NASA Data Suggest Future May Be Rainier Than Expected

'Plankton explosion' turns Istanbul's Bosphorus turquoise

Seeing inside coral

Early animal evolution got off to a hot start before Ice Age slowdown

Finding new homes won't help Emperor penguins cope with climate change

Blight or blessing? How the wolverine embodies Arctic diversity

Domes of frozen methane may be warning signs for new blow-outs

Carrefour pulls dog meat from shelves in China

One million sign petition for EU weedkiller ban

Dairy dispute sours Belarus-Russia relations

Fractal planting patterns yield optimal harvests, without central control

Rising sea levels will boost moderate floods in some areas, severe floods in others

Five dead after strong quake hits Guatemala

9 children killed as houses collapse in rains in Niger: officials

Greek island picks up the pieces after 6.3-magnitude quake

Qatar withdraws peacekeepers from Djibouti-Eritrea border

France says UN likely to support Sahel anti-jihadist force

Tunisian soldier dead after landmine blast

Nigerian soldier sentenced to death for 'Boko Haram' murder

Removal of aging cells could extend human life

In tense times, top conductor creates UN of orchestras

Czech cave dig reveals details of Neanderthal-human transition

Blue Brain team discovers a multi-dimensional universe in brain networks

Memory Foam Mattress Review
Newsletters :: SpaceDaily :: SpaceWar :: TerraDaily :: Energy Daily
XML Feeds :: Space News :: Earth News :: War News :: Solar Energy News

The content herein, unless otherwise known to be public domain, are Copyright 1995-2017 - Space Media Network. All websites are published in Australia and are solely subject to Australian law and governed by Fair Use principals for news reporting and research purposes. AFP, UPI and IANS news wire stories are copyright Agence France-Presse, United Press International and Indo-Asia News Service. ESA news reports are copyright European Space Agency. All NASA sourced material is public domain. Additional copyrights may apply in whole or part to other bona fide parties. All articles labeled "by Staff Writers" include reports supplied to Space Media Network by industry news wires, PR agencies, corporate press officers and the like. Such articles are individually curated and edited by Space Media Network staff on the basis of the report's information value to our industry and professional readership.

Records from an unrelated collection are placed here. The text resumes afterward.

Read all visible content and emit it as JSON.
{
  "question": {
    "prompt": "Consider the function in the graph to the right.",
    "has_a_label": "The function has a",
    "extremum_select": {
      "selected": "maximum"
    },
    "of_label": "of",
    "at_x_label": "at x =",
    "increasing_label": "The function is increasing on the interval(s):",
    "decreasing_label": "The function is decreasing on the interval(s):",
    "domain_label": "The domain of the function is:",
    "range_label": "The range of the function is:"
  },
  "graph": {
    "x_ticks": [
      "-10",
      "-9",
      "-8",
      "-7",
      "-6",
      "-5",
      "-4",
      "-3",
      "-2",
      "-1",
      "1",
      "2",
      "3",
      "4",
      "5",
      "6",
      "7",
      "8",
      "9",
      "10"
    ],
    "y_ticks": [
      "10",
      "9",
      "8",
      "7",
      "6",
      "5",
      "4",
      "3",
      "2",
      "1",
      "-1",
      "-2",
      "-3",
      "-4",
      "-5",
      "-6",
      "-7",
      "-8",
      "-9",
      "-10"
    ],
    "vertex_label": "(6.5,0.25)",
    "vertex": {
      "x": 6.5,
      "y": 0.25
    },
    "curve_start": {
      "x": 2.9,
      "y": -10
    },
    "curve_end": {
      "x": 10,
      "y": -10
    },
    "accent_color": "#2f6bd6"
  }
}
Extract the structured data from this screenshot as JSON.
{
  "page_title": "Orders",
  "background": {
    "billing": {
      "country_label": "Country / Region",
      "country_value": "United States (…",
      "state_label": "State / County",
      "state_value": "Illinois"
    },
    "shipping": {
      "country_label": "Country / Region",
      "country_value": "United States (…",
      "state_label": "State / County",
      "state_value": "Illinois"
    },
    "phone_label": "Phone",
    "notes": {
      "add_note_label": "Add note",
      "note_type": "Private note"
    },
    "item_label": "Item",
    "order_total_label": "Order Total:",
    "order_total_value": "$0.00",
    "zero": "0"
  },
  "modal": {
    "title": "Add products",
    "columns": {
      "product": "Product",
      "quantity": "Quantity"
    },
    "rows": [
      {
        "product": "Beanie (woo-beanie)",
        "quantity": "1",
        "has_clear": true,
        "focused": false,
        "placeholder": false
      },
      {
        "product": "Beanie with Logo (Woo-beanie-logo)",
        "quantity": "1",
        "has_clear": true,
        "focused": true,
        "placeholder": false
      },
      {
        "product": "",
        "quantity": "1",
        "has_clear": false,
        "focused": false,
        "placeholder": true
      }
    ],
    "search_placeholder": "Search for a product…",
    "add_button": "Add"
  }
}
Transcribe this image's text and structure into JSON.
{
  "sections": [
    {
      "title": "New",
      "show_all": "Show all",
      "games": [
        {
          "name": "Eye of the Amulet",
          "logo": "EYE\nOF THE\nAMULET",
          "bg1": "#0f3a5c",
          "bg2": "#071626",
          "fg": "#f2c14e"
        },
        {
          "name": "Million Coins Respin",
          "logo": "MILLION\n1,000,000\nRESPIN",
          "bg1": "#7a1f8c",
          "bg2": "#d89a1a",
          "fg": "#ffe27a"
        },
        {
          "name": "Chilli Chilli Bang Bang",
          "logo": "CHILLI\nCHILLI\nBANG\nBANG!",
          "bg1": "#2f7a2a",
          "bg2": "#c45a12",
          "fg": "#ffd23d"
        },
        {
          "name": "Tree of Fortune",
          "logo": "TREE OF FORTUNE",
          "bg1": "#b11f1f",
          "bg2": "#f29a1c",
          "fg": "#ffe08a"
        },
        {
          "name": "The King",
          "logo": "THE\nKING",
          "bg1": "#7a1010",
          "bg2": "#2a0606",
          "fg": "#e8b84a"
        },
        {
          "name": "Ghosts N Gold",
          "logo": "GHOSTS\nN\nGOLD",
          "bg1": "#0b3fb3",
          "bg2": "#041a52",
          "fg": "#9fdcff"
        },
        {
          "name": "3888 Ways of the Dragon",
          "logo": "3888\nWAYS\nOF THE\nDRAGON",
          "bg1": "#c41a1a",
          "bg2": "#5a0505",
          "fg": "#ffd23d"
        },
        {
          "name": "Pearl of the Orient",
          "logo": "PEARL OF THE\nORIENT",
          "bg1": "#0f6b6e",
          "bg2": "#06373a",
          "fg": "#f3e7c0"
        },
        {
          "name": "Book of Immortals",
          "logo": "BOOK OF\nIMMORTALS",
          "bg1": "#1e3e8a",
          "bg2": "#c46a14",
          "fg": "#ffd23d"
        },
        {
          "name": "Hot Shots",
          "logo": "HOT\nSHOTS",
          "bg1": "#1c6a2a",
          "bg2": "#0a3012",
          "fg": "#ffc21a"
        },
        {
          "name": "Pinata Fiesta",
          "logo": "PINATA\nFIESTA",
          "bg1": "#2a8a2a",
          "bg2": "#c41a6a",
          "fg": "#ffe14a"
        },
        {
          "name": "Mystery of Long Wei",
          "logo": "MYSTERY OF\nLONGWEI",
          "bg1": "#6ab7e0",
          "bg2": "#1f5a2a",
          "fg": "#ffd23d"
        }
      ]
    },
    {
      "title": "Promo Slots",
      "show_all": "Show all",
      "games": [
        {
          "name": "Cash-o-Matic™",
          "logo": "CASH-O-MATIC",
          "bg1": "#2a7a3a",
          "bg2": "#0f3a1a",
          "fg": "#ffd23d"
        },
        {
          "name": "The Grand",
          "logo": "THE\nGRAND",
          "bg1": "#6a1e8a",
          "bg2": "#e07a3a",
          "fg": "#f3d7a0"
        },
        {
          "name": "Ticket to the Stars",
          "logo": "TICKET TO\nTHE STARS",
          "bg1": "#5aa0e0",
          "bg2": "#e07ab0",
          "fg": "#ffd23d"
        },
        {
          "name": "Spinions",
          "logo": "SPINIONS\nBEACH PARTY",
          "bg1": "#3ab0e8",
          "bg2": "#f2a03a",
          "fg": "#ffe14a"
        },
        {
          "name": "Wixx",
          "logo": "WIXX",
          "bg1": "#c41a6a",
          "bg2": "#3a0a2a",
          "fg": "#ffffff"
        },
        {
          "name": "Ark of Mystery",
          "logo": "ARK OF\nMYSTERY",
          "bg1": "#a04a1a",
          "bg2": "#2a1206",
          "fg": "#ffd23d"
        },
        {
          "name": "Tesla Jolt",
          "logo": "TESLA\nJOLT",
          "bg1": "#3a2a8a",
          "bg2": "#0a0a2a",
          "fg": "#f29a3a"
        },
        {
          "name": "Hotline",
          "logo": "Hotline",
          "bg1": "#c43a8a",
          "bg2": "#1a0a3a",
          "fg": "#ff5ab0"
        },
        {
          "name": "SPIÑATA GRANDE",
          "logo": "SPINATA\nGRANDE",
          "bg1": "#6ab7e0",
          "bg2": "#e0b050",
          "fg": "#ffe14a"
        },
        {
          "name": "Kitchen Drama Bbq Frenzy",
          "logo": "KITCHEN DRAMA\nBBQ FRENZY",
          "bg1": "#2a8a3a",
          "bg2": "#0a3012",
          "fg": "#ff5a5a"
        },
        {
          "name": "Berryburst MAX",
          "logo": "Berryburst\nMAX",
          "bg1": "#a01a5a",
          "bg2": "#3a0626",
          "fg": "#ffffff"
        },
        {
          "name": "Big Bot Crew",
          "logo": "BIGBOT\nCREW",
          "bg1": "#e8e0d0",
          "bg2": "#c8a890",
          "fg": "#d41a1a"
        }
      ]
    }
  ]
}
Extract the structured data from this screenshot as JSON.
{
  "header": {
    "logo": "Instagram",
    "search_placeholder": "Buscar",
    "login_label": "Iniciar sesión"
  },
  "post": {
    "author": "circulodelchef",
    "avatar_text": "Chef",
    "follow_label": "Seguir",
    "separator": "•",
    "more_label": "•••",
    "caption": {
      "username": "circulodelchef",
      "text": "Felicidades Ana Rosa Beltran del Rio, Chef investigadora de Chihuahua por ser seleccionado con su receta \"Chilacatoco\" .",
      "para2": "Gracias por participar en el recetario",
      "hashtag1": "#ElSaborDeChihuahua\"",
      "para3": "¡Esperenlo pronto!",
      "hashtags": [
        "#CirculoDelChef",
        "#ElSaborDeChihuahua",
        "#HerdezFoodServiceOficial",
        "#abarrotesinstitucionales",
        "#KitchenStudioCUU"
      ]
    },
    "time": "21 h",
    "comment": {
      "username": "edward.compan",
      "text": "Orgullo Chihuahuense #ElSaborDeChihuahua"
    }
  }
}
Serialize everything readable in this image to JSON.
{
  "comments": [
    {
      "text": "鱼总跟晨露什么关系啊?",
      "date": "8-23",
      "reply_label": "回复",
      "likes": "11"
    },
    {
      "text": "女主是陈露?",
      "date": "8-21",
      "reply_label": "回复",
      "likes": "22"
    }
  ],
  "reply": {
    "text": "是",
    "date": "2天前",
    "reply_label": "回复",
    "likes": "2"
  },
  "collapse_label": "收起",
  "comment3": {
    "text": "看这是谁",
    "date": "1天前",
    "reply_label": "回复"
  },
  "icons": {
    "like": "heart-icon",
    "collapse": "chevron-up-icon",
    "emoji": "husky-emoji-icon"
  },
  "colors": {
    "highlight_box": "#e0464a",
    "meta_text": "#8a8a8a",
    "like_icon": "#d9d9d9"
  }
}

Advertising does not imply endorsement, agreement or approval of any opinions, statements or information provided by Space Media Network on any Web page published or hosted by Space Media Network. Privacy Statement